** Data listing follows **

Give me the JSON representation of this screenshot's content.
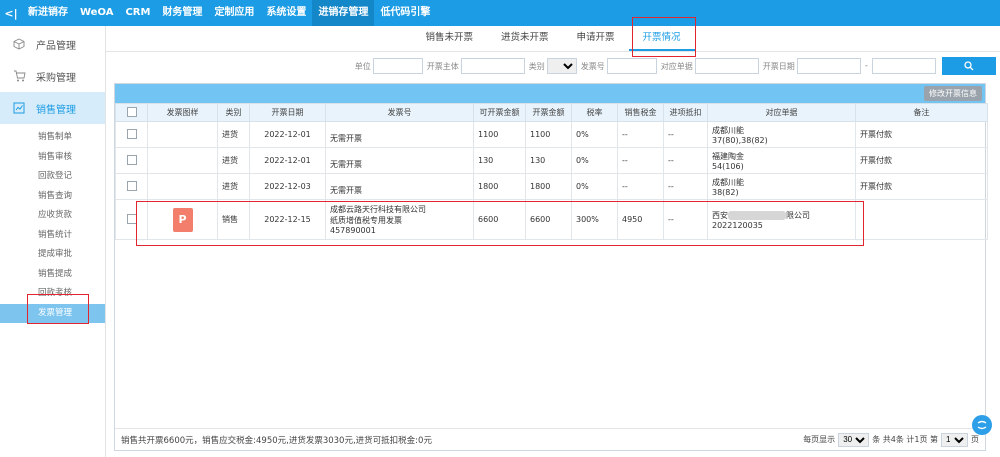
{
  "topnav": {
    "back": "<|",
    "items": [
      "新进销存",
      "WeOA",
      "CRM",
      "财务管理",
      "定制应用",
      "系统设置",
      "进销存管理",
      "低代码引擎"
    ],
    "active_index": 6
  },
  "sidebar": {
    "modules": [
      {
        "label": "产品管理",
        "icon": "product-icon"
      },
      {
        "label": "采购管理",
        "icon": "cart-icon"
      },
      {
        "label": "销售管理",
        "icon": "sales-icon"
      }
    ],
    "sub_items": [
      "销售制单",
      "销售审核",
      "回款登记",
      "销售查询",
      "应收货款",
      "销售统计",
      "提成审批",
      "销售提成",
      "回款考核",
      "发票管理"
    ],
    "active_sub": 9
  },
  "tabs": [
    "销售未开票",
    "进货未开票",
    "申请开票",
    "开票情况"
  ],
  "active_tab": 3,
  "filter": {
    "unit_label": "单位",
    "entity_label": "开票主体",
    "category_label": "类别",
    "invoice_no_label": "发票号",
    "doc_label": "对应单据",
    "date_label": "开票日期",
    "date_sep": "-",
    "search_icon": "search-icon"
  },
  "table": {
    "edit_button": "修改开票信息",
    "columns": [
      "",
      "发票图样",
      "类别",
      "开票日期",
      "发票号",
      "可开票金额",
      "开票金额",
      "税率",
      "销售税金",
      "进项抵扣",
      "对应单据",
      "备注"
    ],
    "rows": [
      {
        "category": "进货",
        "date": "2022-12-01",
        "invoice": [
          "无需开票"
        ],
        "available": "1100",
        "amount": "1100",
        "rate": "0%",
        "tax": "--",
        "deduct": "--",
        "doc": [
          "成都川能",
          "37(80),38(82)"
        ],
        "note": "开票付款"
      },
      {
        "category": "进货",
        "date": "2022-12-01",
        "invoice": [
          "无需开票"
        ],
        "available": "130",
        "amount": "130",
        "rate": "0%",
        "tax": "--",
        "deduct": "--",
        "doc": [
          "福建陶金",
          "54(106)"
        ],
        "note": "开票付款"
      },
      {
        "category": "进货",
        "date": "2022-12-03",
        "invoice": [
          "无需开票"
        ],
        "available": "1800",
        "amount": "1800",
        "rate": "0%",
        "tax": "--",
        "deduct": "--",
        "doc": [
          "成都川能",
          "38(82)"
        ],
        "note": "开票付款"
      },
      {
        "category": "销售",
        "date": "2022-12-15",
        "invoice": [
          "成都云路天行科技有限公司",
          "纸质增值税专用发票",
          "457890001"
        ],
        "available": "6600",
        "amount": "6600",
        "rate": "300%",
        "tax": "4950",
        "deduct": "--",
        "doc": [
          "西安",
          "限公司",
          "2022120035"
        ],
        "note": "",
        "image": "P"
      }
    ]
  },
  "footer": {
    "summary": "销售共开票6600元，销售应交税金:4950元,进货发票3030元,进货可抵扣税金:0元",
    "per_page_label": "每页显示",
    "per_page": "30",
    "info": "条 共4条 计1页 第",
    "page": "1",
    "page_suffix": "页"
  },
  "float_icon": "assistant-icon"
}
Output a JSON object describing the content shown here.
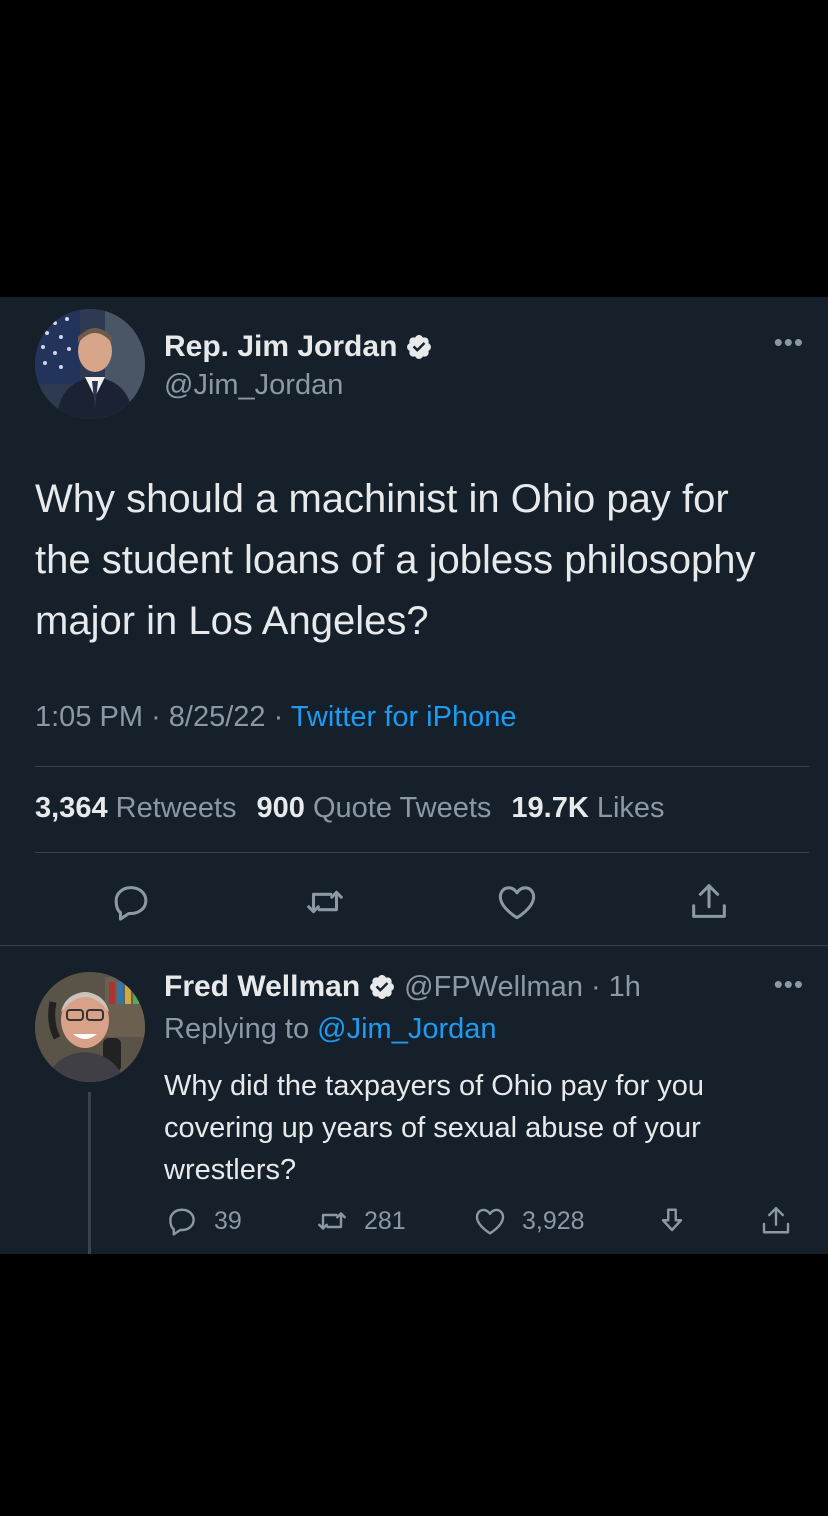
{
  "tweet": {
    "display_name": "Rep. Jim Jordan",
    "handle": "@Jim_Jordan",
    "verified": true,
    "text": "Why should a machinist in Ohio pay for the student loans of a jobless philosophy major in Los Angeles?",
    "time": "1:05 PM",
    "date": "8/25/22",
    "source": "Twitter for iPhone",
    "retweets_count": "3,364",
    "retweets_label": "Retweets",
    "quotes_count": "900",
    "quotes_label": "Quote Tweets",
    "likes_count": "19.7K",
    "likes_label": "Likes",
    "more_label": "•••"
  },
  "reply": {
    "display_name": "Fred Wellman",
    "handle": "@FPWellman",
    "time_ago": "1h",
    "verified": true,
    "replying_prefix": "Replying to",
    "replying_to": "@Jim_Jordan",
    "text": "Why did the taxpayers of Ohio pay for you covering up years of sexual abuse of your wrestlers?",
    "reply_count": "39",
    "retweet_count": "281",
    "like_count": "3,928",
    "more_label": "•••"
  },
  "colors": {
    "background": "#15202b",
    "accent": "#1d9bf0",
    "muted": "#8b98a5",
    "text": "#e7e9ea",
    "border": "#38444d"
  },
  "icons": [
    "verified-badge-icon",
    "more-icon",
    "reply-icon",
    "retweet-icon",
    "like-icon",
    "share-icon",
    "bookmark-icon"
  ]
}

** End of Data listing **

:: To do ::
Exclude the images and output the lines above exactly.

:: Reply to the exercise ::
Give me the JSON representation of this screenshot's content.
{
  "topnav": {
    "back": "<|",
    "items": [
      "新进销存",
      "WeOA",
      "CRM",
      "财务管理",
      "定制应用",
      "系统设置",
      "进销存管理",
      "低代码引擎"
    ],
    "active_index": 6
  },
  "sidebar": {
    "modules": [
      {
        "label": "产品管理",
        "icon": "product-icon"
      },
      {
        "label": "采购管理",
        "icon": "cart-icon"
      },
      {
        "label": "销售管理",
        "icon": "sales-icon"
      }
    ],
    "sub_items": [
      "销售制单",
      "销售审核",
      "回款登记",
      "销售查询",
      "应收货款",
      "销售统计",
      "提成审批",
      "销售提成",
      "回款考核",
      "发票管理"
    ],
    "active_sub": 9
  },
  "tabs": [
    "销售未开票",
    "进货未开票",
    "申请开票",
    "开票情况"
  ],
  "active_tab": 3,
  "filter": {
    "unit_label": "单位",
    "entity_label": "开票主体",
    "category_label": "类别",
    "invoice_no_label": "发票号",
    "doc_label": "对应单据",
    "date_label": "开票日期",
    "date_sep": "-",
    "search_icon": "search-icon"
  },
  "table": {
    "edit_button": "修改开票信息",
    "columns": [
      "",
      "发票图样",
      "类别",
      "开票日期",
      "发票号",
      "可开票金额",
      "开票金额",
      "税率",
      "销售税金",
      "进项抵扣",
      "对应单据",
      "备注"
    ],
    "rows": [
      {
        "category": "进货",
        "date": "2022-12-01",
        "invoice": [
          "无需开票"
        ],
        "available": "1100",
        "amount": "1100",
        "rate": "0%",
        "tax": "--",
        "deduct": "--",
        "doc": [
          "成都川能",
          "37(80),38(82)"
        ],
        "note": "开票付款"
      },
      {
        "category": "进货",
        "date": "2022-12-01",
        "invoice": [
          "无需开票"
        ],
        "available": "130",
        "amount": "130",
        "rate": "0%",
        "tax": "--",
        "deduct": "--",
        "doc": [
          "福建陶金",
          "54(106)"
        ],
        "note": "开票付款"
      },
      {
        "category": "进货",
        "date": "2022-12-03",
        "invoice": [
          "无需开票"
        ],
        "available": "1800",
        "amount": "1800",
        "rate": "0%",
        "tax": "--",
        "deduct": "--",
        "doc": [
          "成都川能",
          "38(82)"
        ],
        "note": "开票付款"
      },
      {
        "category": "销售",
        "date": "2022-12-15",
        "invoice": [
          "成都云路天行科技有限公司",
          "纸质增值税专用发票",
          "457890001"
        ],
        "available": "6600",
        "amount": "6600",
        "rate": "300%",
        "tax": "4950",
        "deduct": "--",
        "doc": [
          "西安",
          "限公司",
          "2022120035"
        ],
        "note": "",
        "image": "P"
      }
    ]
  },
  "footer": {
    "summary": "销售共开票6600元，销售应交税金:4950元,进货发票3030元,进货可抵扣税金:0元",
    "per_page_label": "每页显示",
    "per_page": "30",
    "info": "条 共4条 计1页 第",
    "page": "1",
    "page_suffix": "页"
  },
  "float_icon": "assistant-icon"
}
Output a JSON object describing the content shown here.
{
  "tweet": {
    "display_name": "Rep. Jim Jordan",
    "handle": "@Jim_Jordan",
    "verified": true,
    "text": "Why should a machinist in Ohio pay for the student loans of a jobless philosophy major in Los Angeles?",
    "time": "1:05 PM",
    "date": "8/25/22",
    "source": "Twitter for iPhone",
    "retweets_count": "3,364",
    "retweets_label": "Retweets",
    "quotes_count": "900",
    "quotes_label": "Quote Tweets",
    "likes_count": "19.7K",
    "likes_label": "Likes",
    "more_label": "•••"
  },
  "reply": {
    "display_name": "Fred Wellman",
    "handle": "@FPWellman",
    "time_ago": "1h",
    "verified": true,
    "replying_prefix": "Replying to",
    "replying_to": "@Jim_Jordan",
    "text": "Why did the taxpayers of Ohio pay for you covering up years of sexual abuse of your wrestlers?",
    "reply_count": "39",
    "retweet_count": "281",
    "like_count": "3,928",
    "more_label": "•••"
  },
  "colors": {
    "background": "#15202b",
    "accent": "#1d9bf0",
    "muted": "#8b98a5",
    "text": "#e7e9ea",
    "border": "#38444d"
  },
  "icons": [
    "verified-badge-icon",
    "more-icon",
    "reply-icon",
    "retweet-icon",
    "like-icon",
    "share-icon",
    "bookmark-icon"
  ]
}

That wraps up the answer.